### Brief
Please copy each line of the records below that includes the word "verified".

(Data for processing begins)

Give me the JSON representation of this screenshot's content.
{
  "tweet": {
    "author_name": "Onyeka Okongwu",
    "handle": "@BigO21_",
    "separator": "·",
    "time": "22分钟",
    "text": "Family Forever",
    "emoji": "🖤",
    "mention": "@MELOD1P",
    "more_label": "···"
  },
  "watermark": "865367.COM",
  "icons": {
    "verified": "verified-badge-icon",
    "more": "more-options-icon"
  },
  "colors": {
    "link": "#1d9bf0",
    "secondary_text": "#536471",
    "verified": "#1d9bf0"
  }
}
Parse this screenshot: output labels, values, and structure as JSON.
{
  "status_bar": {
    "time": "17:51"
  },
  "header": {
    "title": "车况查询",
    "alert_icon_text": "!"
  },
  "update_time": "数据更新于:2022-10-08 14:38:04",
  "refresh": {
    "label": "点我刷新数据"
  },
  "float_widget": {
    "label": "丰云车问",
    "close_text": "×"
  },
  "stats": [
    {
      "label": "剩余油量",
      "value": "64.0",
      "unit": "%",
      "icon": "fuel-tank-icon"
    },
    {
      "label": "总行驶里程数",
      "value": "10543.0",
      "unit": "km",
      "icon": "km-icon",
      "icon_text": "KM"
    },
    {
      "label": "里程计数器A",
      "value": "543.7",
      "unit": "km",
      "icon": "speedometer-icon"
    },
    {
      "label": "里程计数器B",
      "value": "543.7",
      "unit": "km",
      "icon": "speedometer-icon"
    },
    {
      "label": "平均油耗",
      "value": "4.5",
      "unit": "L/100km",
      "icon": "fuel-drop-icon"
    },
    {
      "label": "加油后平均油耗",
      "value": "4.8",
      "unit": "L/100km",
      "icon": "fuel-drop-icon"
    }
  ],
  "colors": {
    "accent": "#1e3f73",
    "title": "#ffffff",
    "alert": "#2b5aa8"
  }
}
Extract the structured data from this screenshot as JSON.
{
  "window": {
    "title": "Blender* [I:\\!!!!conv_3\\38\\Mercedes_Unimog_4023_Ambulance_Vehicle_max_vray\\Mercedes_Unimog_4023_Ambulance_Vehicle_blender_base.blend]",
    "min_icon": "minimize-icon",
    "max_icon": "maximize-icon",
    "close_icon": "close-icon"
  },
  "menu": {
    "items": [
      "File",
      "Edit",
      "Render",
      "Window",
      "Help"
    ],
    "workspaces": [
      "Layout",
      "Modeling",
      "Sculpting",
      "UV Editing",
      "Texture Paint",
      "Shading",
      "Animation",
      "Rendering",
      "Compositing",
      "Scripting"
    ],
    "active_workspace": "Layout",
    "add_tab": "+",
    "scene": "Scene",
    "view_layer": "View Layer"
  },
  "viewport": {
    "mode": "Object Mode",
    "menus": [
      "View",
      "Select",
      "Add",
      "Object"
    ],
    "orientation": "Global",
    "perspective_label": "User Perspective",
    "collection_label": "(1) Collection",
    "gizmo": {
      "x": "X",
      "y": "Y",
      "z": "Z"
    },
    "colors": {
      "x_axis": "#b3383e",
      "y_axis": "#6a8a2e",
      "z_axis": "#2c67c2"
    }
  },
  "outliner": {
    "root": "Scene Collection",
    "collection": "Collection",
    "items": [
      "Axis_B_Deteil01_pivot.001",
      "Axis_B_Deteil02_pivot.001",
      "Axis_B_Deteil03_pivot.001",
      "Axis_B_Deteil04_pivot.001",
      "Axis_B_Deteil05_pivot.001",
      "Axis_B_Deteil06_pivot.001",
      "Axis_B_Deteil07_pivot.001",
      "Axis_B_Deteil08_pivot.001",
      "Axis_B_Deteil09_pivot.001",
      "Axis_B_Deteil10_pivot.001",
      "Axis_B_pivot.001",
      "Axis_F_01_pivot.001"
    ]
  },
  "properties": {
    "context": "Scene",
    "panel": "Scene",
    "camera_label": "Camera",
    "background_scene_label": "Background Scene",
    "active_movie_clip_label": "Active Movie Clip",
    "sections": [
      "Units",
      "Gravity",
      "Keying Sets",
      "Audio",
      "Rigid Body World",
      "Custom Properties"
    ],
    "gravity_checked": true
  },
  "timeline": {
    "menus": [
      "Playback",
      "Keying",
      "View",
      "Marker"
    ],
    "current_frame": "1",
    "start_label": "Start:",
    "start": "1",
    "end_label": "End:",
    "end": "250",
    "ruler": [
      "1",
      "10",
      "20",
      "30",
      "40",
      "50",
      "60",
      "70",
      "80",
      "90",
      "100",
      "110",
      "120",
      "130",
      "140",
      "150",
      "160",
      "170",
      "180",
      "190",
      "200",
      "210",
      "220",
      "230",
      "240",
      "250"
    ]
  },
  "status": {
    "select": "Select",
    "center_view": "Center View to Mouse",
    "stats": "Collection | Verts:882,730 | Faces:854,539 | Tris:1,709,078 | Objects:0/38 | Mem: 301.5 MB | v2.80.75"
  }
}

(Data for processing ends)

### Solution for this task
    "verified": "verified-badge-icon",
    "verified": "#1d9bf0"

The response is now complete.